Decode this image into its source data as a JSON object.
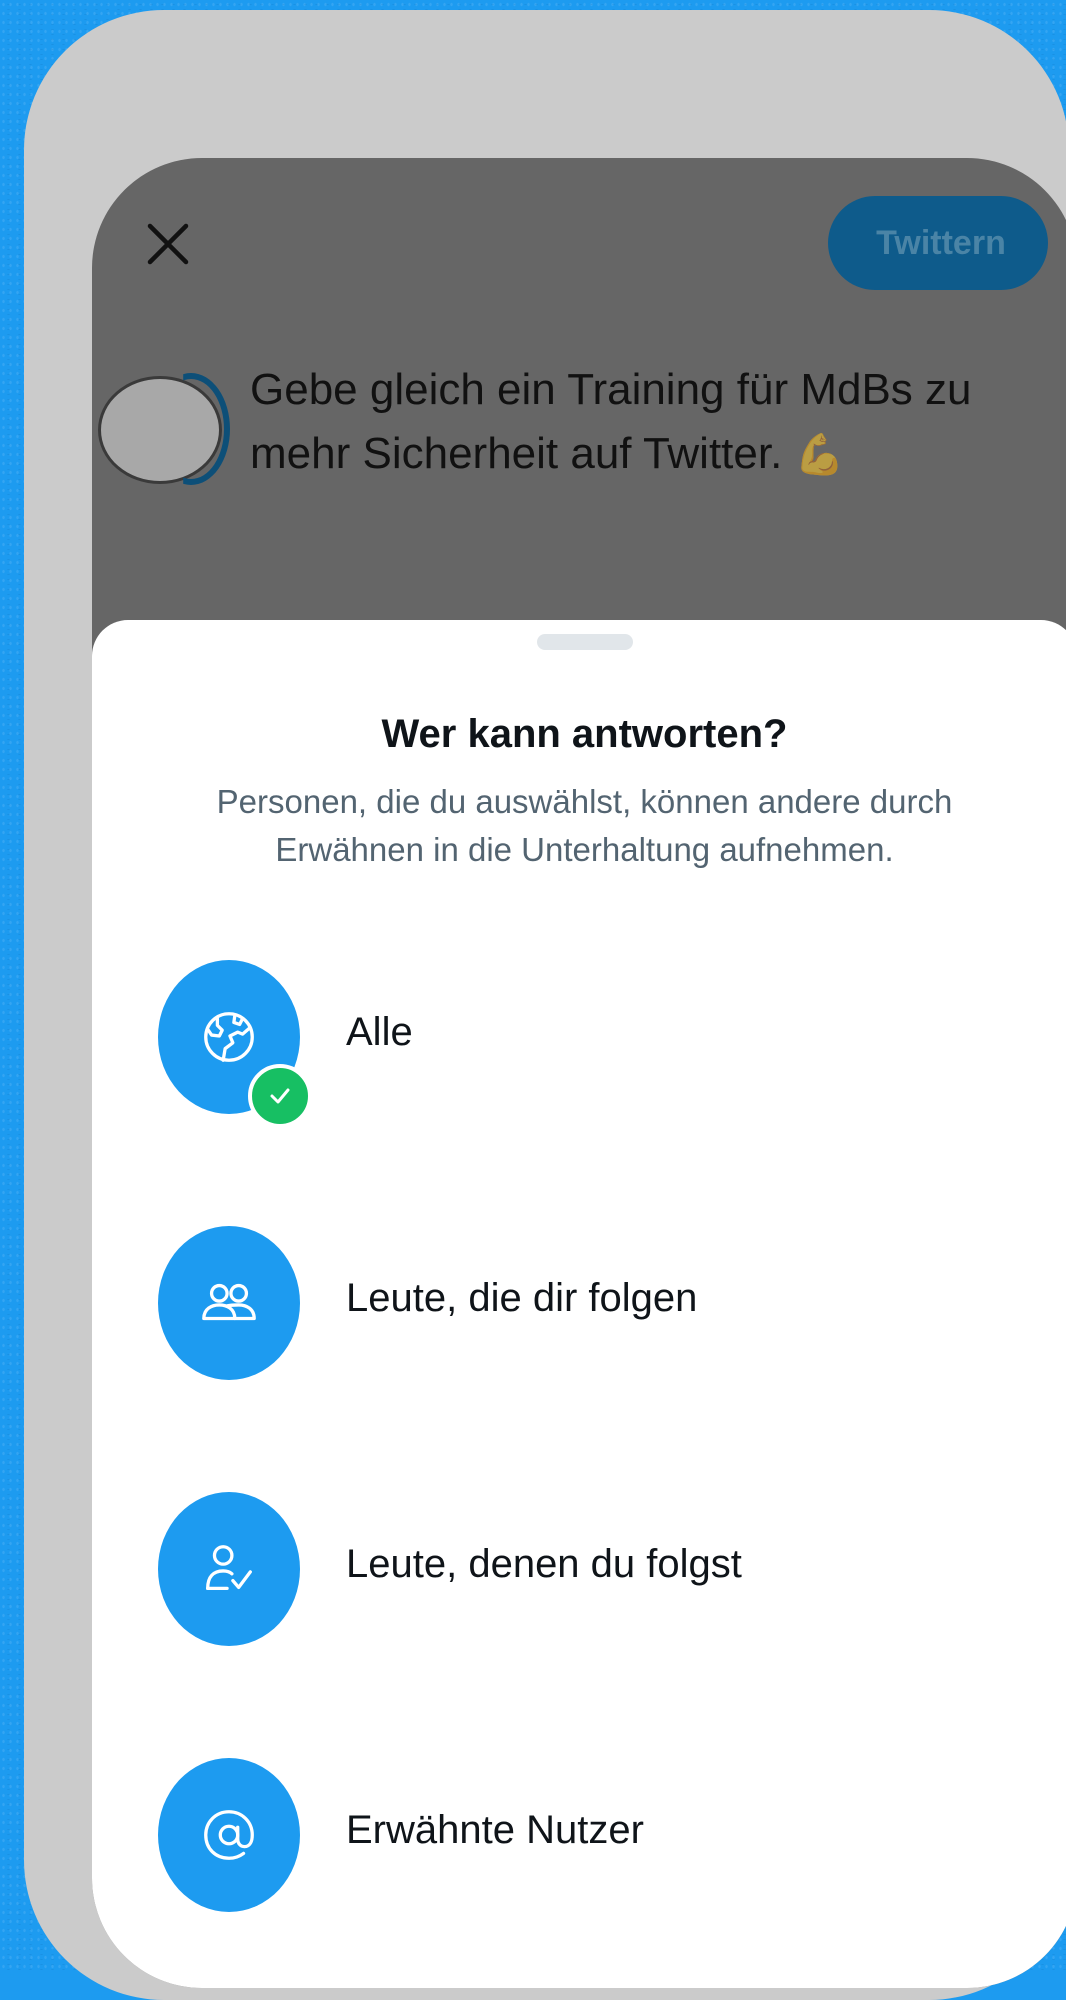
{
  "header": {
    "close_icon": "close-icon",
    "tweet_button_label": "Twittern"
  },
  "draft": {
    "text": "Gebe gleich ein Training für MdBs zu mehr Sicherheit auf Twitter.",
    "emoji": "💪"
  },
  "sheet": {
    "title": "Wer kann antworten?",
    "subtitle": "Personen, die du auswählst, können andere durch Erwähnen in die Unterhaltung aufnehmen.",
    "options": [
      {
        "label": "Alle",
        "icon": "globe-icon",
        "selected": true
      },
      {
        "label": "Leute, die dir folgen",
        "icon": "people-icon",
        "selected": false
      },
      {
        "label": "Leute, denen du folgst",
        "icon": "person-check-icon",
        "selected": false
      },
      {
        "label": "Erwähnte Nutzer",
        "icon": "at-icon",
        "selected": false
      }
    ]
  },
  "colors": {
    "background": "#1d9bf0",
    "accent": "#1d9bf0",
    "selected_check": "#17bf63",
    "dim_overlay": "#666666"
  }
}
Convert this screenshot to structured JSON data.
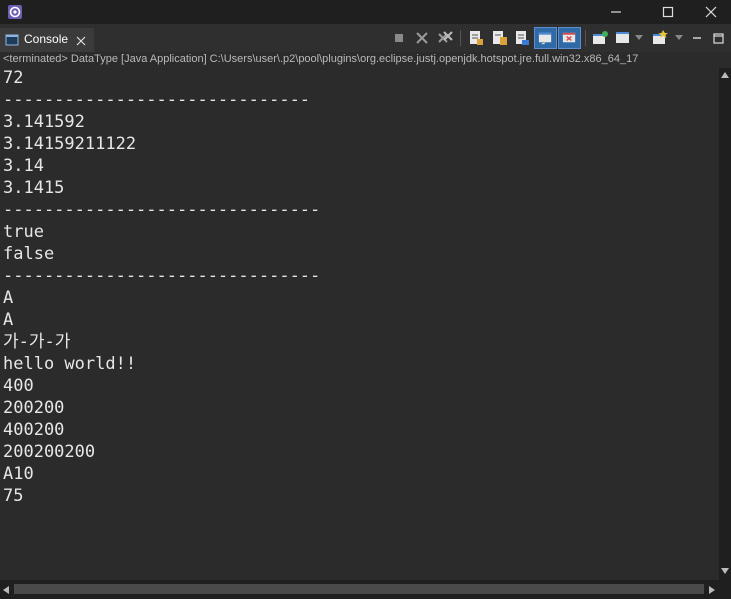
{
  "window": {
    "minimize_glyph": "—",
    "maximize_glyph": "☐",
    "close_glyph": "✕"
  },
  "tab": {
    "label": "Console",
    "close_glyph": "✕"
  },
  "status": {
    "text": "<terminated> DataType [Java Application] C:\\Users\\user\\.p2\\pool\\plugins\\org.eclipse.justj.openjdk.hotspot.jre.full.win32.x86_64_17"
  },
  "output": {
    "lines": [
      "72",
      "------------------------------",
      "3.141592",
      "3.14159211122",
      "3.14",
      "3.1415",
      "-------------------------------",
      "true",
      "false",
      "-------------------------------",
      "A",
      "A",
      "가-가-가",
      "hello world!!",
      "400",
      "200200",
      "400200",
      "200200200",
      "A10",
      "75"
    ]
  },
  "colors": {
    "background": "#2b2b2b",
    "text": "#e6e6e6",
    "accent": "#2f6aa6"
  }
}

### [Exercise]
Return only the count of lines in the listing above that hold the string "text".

### [Response]
3